“When the letters came through from the Council about the fly-tupping I was so embarrassed and felt sick. I had sleepless nights and felt foolish. If it can happen to me, it can happen to anybody, and I have warned all my neighbours.

“As a family, we love going to the beach to walk and watch sunsets. And we always take a bin bag to bring our rubbish home. I was devastated that our rubbish was dumped at the beach, and I felt humiliated.”

In this case, the resident had to go through the Council’s enforcement procedure, and she came to an amicable agreement to settle her case following an investigation.

She warned other residents: “Don’t use companies that advertise on social media because anyone can post ads. Do your homework, follow the SEPA guidelines and if you are in a hurry just wait and do it right.

“Also, don’t hand over cash because legitimate businesses only take a deposit initially and would also have a card machine. When these people asked me for more money to take away additional items, I felt pressured – please don’t feel pressured.”

SEPA has been campaigning recently to raise public awareness of criminal waste activity and highlight how residents can spot it.

According to SEPA, up to 60 per cent of businesses advertising waste collection services on social media could be breaking the law by operating without holding the required waste carrier licence.

This means people handing over their waste may be unknowingly contributing to fly-tipping and other waste crime.

Adverts offering junk removal, waste clearances, man-with-a-van collections and Household Waste and Recycling Centre runs often look legitimate – but many are not.

Often, when residents pay for these services, their waste is either burned or fly-tipped – damaging the environment.

Councillor Tony Gurney, Cabinet Member for Green Environment and Economy, said: “It is important that residents use only registered waste carriers to avoid using illegal companies online as many of these will simply take your waste and fly-tip it.

“This causes damage to the environment, makes North Ayrshire look uninviting and can lead to fines and clean-up charges for residents who unwittingly pay rogue companies. The consequences can be serious, and the charges substantial.”

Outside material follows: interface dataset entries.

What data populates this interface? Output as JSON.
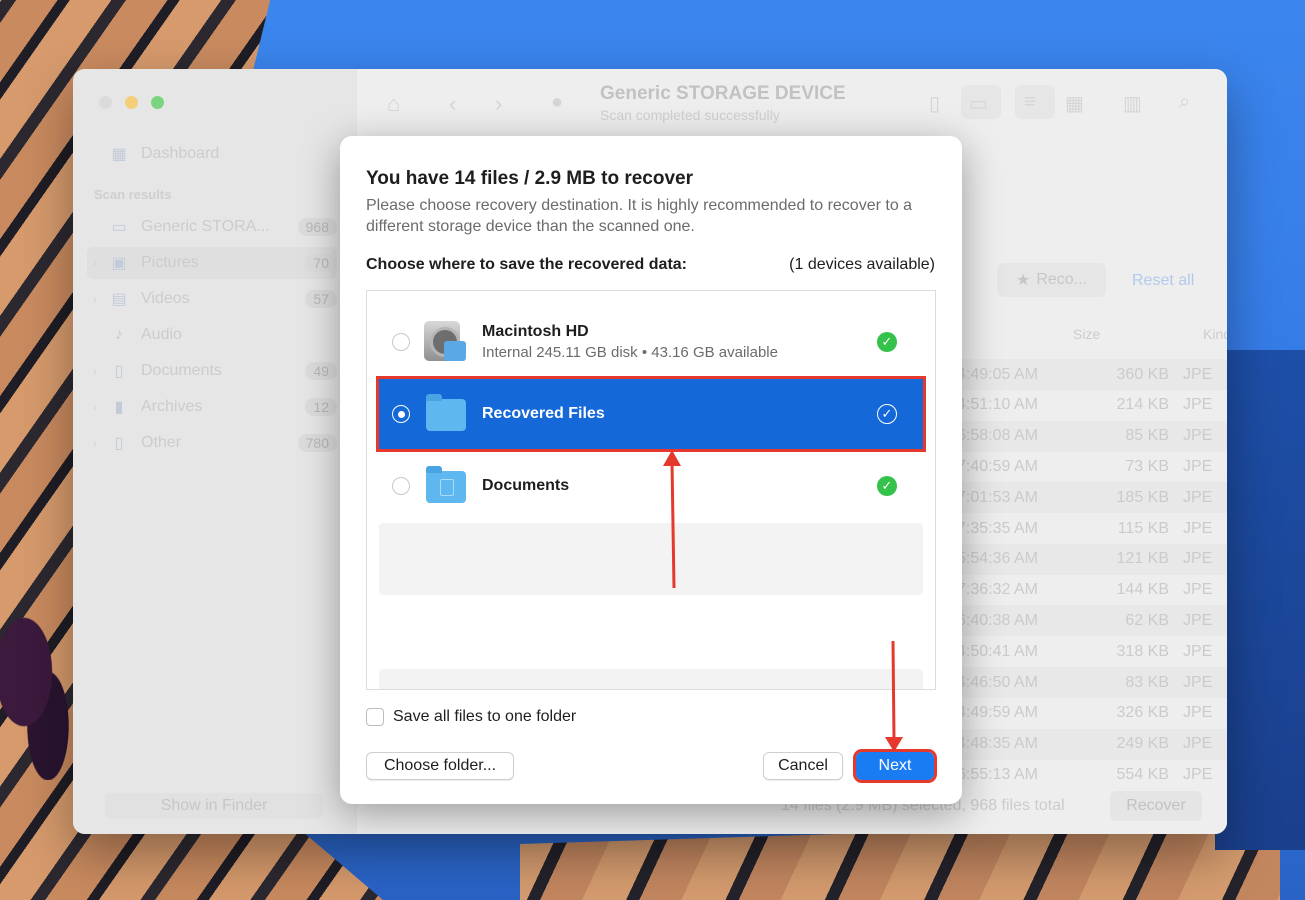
{
  "window": {
    "title": "Generic STORAGE DEVICE",
    "subtitle": "Scan completed successfully"
  },
  "sidebar": {
    "dashboard": "Dashboard",
    "section_heading": "Scan results",
    "items": [
      {
        "label": "Generic STORA...",
        "count": "968",
        "icon": "drive-icon"
      },
      {
        "label": "Pictures",
        "count": "70",
        "icon": "pictures-icon"
      },
      {
        "label": "Videos",
        "count": "57",
        "icon": "video-icon"
      },
      {
        "label": "Audio",
        "count": "",
        "icon": "music-icon"
      },
      {
        "label": "Documents",
        "count": "49",
        "icon": "document-icon"
      },
      {
        "label": "Archives",
        "count": "12",
        "icon": "archive-icon"
      },
      {
        "label": "Other",
        "count": "780",
        "icon": "other-icon"
      }
    ],
    "show_in_finder": "Show in Finder"
  },
  "main": {
    "filter_button": "Reco...",
    "reset_all": "Reset all",
    "columns": {
      "size": "Size",
      "kind": "Kind"
    },
    "rows": [
      {
        "time": "4:49:05 AM",
        "size": "360 KB",
        "kind": "JPE"
      },
      {
        "time": "4:51:10 AM",
        "size": "214 KB",
        "kind": "JPE"
      },
      {
        "time": "6:58:08 AM",
        "size": "85 KB",
        "kind": "JPE"
      },
      {
        "time": "7:40:59 AM",
        "size": "73 KB",
        "kind": "JPE"
      },
      {
        "time": "7:01:53 AM",
        "size": "185 KB",
        "kind": "JPE"
      },
      {
        "time": "7:35:35 AM",
        "size": "115 KB",
        "kind": "JPE"
      },
      {
        "time": "5:54:36 AM",
        "size": "121 KB",
        "kind": "JPE"
      },
      {
        "time": "7:36:32 AM",
        "size": "144 KB",
        "kind": "JPE"
      },
      {
        "time": "6:40:38 AM",
        "size": "62 KB",
        "kind": "JPE"
      },
      {
        "time": "4:50:41 AM",
        "size": "318 KB",
        "kind": "JPE"
      },
      {
        "time": "4:46:50 AM",
        "size": "83 KB",
        "kind": "JPE"
      },
      {
        "time": "4:49:59 AM",
        "size": "326 KB",
        "kind": "JPE"
      },
      {
        "time": "4:48:35 AM",
        "size": "249 KB",
        "kind": "JPE"
      },
      {
        "time": "6:55:13 AM",
        "size": "554 KB",
        "kind": "JPE"
      }
    ],
    "status": "14 files (2.9 MB) selected, 968 files total",
    "recover_button": "Recover"
  },
  "dialog": {
    "title": "You have 14 files / 2.9 MB to recover",
    "description": "Please choose recovery destination. It is highly recommended to recover to a different storage device than the scanned one.",
    "choose_label": "Choose where to save the recovered data:",
    "devices_available": "(1 devices available)",
    "destinations": [
      {
        "name": "Macintosh HD",
        "detail": "Internal 245.11 GB disk • 43.16 GB available",
        "selected": false
      },
      {
        "name": "Recovered Files",
        "detail": "",
        "selected": true
      },
      {
        "name": "Documents",
        "detail": "",
        "selected": false
      }
    ],
    "save_one_folder": "Save all files to one folder",
    "choose_folder": "Choose folder...",
    "cancel": "Cancel",
    "next": "Next"
  },
  "colors": {
    "accent": "#1468d8",
    "annotation": "#e5392d",
    "success": "#35c24a"
  }
}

Jennifer Shearer, Head of Enforcement at SEPA, added: “These businesses can look very professional and legitimate, with engaging adverts and reviews of great services - but what we are finding is they are often illegal.

“These rogue traders are operating unlawfully, without the correct licences, and are often illegally disposing of the waste in Scotland's environment.”

 SEPA says red flags to look out for include adverts that:

  • Offer cheap or same-day waste collection
  • Claim to be “SEPA insured” – SEPA do not provide insurance.
  • Claiming “waste is all recycled where it can be” – where are they taking the waste? - or
  • Don’t provide any way to contact them other than via direct messaging on social media.

To avoid putting money in the pockets of scammers, you should:

  • Ask the service provider, in advance, for their waste carrier number
  • Check that they are registered with SEPA here: Register of Waste Carriers and Brokers | SEPA
  • Ask where they are taking your waste
  • Get a fair price for the service
  • and don’t be pressured into handing over cash.

To report litter issues to North Ayrshire Council, please go online to https://tinyurl.com/3xkhsudm

If you suspect someone is operating illegally and may be fly-tipping waste, you can alert SEPA here: Report an environmental event | Beta | SEPA | Scottish Environment Protection Agency

Illegal waste disposal and fly-tipping is a serious offence with significant consequences and those caught risk a criminal conviction and a fine of up to £40,000 and/or imprisonment.